### Work instruction
Every picture stays out; everything else in the listing below is to be returned exactly.
### Records to use
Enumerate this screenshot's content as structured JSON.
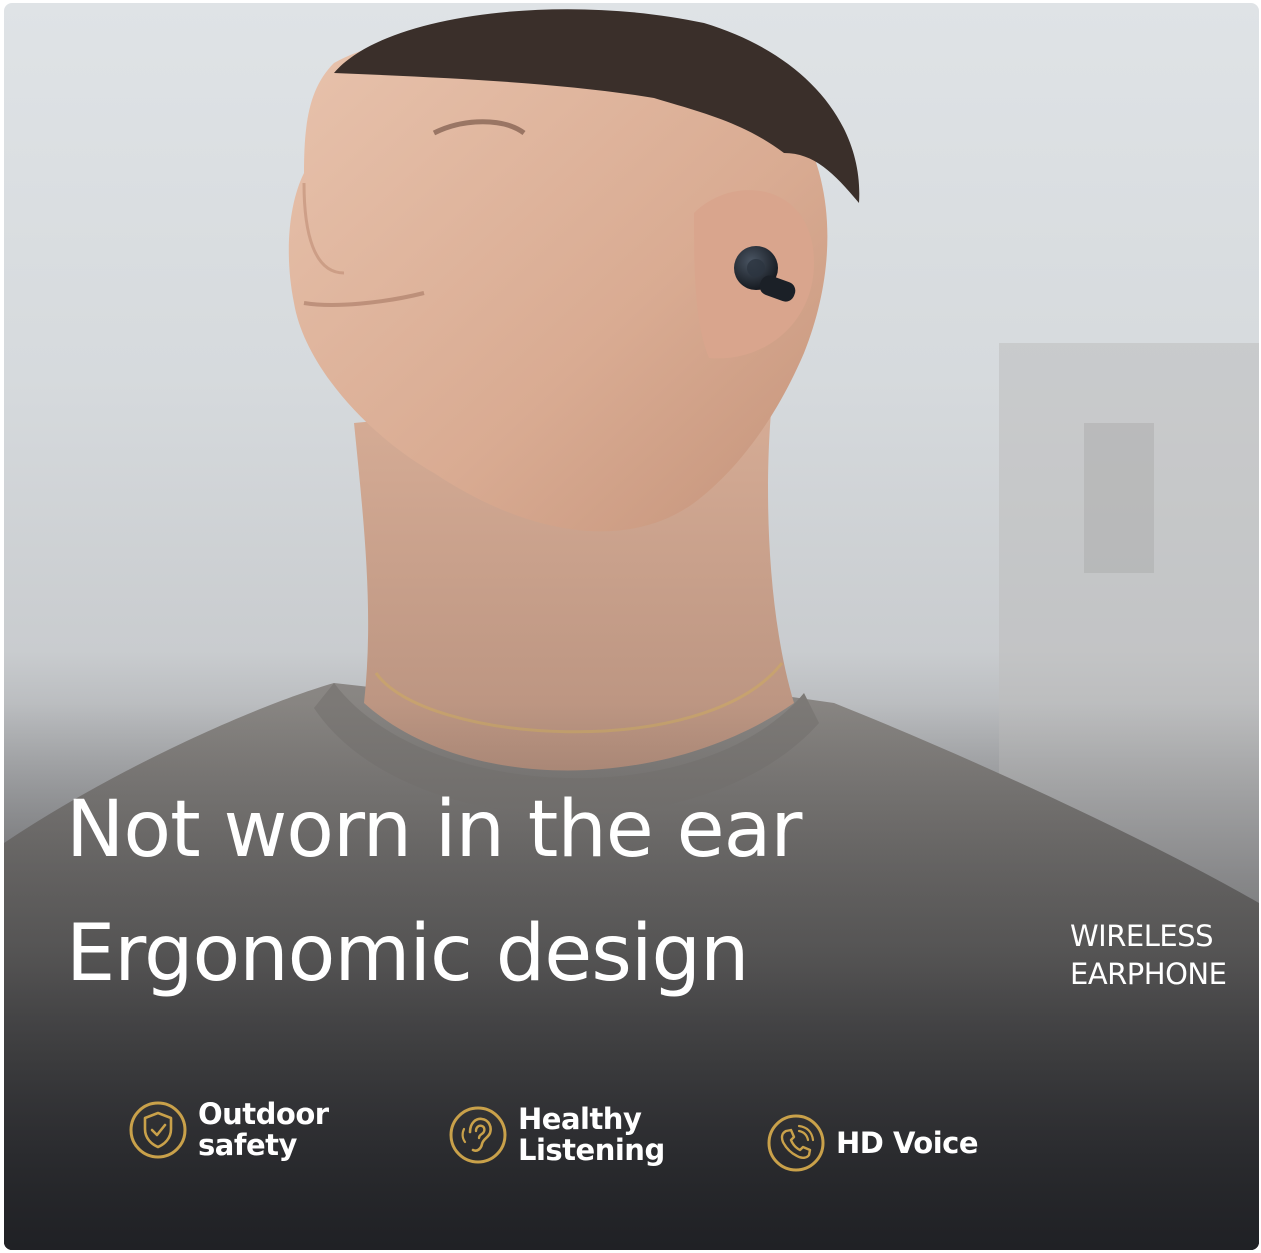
{
  "headline": {
    "line1": "Not worn in the ear",
    "line2": "Ergonomic design"
  },
  "side_label": {
    "line1": "WIRELESS",
    "line2": "EARPHONE"
  },
  "features": [
    {
      "line1": "Outdoor",
      "line2": "safety",
      "icon": "shield-check-icon"
    },
    {
      "line1": "Healthy",
      "line2": "Listening",
      "icon": "ear-icon"
    },
    {
      "line1": "HD Voice",
      "icon": "phone-icon"
    }
  ],
  "colors": {
    "accent_gold": "#c9a14a",
    "text": "#ffffff",
    "background_light": "#dfe3e6",
    "background_dark": "#2b2c30"
  }
}
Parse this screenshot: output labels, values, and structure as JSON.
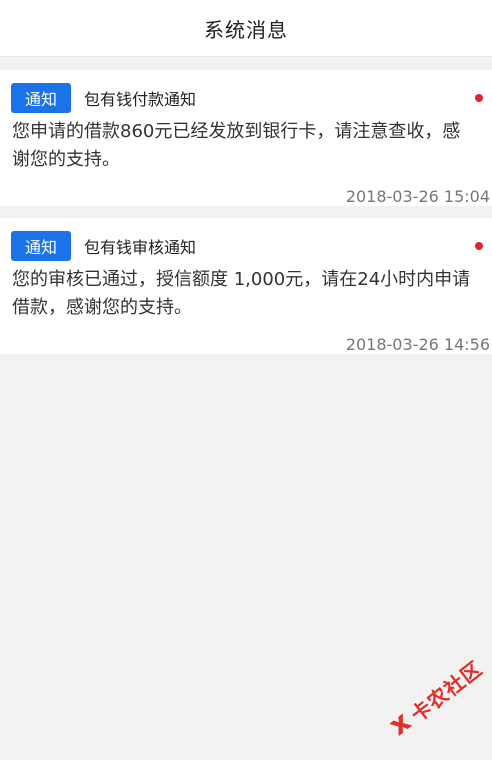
{
  "header": {
    "title": "系统消息"
  },
  "messages": [
    {
      "badge": "通知",
      "title": "包有钱付款通知",
      "body": "您申请的借款860元已经发放到银行卡，请注意查收，感谢您的支持。",
      "time": "2018-03-26 15:04",
      "unread": true
    },
    {
      "badge": "通知",
      "title": "包有钱审核通知",
      "body": "您的审核已通过，授信额度 1,000元，请在24小时内申请借款，感谢您的支持。",
      "time": "2018-03-26 14:56",
      "unread": true
    }
  ],
  "watermark": {
    "text": "卡农社区"
  },
  "colors": {
    "badge_bg": "#1a73e8",
    "unread_dot": "#e0262d",
    "background": "#f2f2f2",
    "watermark": "#e0302a"
  }
}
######
### Answer space
Enumerate this screenshot's content as structured JSON.
{
  "headline": {
    "line1": "Not worn in the ear",
    "line2": "Ergonomic design"
  },
  "side_label": {
    "line1": "WIRELESS",
    "line2": "EARPHONE"
  },
  "features": [
    {
      "line1": "Outdoor",
      "line2": "safety",
      "icon": "shield-check-icon"
    },
    {
      "line1": "Healthy",
      "line2": "Listening",
      "icon": "ear-icon"
    },
    {
      "line1": "HD Voice",
      "icon": "phone-icon"
    }
  ],
  "colors": {
    "accent_gold": "#c9a14a",
    "text": "#ffffff",
    "background_light": "#dfe3e6",
    "background_dark": "#2b2c30"
  }
}
Parse this screenshot: output labels, values, and structure as JSON.
{
  "header": {
    "title": "系统消息"
  },
  "messages": [
    {
      "badge": "通知",
      "title": "包有钱付款通知",
      "body": "您申请的借款860元已经发放到银行卡，请注意查收，感谢您的支持。",
      "time": "2018-03-26 15:04",
      "unread": true
    },
    {
      "badge": "通知",
      "title": "包有钱审核通知",
      "body": "您的审核已通过，授信额度 1,000元，请在24小时内申请借款，感谢您的支持。",
      "time": "2018-03-26 14:56",
      "unread": true
    }
  ],
  "watermark": {
    "text": "卡农社区"
  },
  "colors": {
    "badge_bg": "#1a73e8",
    "unread_dot": "#e0262d",
    "background": "#f2f2f2",
    "watermark": "#e0302a"
  }
}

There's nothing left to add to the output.